Comparison to Other High-End Printers

Since I am a beginner and just don’t have anything to compare this to, I reached out to Lance Butler at Caliston Armory Inc. for some perspective. Lance (aka Fitz) is a local guy who works professionally in the industry. He designs and builds commercial 3D printers, prints high precision parts for government contractors, and even prints costume parts for local cosplayers.

Reassuringly, Lance’s assessment of the M3D was essentially the same as mine. This is a competent little device that’s currently being held back by its software. As a simple, all-in-one, plug-and-play knickknack printer, it’s brilliant. But until some key features are included in the software (or until you hack it), it’s not going to do much more.

Final Thoughts

I started this trek into 3D printing as a rookie. After printing dozens of projects on the M3D and trying out everything I reasonably could, I came to the conclusion that 3D printing may just have too many variables for a one-size-fits-most device. It’s not quite as intuitive as downloading a picture from the Internet and printing it out on your color inkjet printer. To get the most out of it, you have to understand the basics of 3D modeling and how the print settings affect the job.

If you need a fast, top-quality color printer for your home office, you don’t buy the $50 special from Wal-Mart. You spend a hundreds of dollars (or more!) to buy a superior printer that fits your needs. The M3D is the $50 special. It’ll get the job done, and it’ll do a good job, but it’s not glamorous. It’s not going to collate and staple your work presentation, or print out a full Mandalorian helmet, but it will print out your daughter’s science fair project or a small piece of armor for your next cosplay.

Bottom Line

Pros: Inexpensive, easy to set up, easy to print, elegant design, stationary bed, uses any brand of PLA.

Cons: Slow, print quality is so-so, beta software still needs a lot of work, propriety software and drivers limit your options.

Conclusion: The M3D does exactly what it’s supposed to do, and it will get better as the software is improved. This printer is great for a consumer who wants a shiny new toy to play with, or for an enthusiast looking for an easy and inexpensive entry into a new hobby.

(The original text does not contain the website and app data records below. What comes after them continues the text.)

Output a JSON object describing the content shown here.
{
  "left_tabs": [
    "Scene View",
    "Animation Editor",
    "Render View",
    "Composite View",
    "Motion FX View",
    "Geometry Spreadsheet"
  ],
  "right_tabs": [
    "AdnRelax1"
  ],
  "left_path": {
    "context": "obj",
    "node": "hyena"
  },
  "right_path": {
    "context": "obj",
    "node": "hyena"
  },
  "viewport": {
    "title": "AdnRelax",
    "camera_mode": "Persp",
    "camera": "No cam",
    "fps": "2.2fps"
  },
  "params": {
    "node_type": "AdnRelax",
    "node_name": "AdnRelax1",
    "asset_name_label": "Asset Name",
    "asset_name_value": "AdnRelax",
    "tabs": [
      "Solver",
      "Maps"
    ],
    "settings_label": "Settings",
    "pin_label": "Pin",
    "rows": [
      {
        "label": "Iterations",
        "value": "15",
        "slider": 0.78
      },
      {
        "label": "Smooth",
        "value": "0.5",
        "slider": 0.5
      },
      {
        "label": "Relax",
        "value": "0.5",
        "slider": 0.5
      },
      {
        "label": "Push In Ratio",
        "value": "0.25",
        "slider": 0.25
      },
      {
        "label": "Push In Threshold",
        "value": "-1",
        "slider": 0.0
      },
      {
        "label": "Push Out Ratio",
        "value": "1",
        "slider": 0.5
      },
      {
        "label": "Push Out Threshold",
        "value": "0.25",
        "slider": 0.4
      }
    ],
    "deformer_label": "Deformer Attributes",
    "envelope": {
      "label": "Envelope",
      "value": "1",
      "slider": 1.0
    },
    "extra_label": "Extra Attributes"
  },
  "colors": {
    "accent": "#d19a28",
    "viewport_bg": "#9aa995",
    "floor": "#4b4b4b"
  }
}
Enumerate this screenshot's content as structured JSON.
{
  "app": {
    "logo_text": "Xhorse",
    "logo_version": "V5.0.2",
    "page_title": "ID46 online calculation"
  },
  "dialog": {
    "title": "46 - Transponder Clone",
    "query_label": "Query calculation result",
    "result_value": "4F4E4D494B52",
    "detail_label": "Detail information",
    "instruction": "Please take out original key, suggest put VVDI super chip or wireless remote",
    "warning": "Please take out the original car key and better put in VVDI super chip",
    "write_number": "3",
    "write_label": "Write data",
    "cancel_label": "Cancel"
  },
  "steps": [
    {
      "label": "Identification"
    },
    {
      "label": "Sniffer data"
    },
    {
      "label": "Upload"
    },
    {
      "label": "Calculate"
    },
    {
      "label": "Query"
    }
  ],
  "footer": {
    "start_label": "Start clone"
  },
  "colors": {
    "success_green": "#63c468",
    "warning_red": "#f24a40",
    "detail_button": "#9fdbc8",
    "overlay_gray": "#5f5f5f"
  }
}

If you want any more than that, you won’t find it in a sub-$500 printer.


Note: We did receive a promotional deal on this printer from the manufacturer, but it did not in any way affect the overall rating.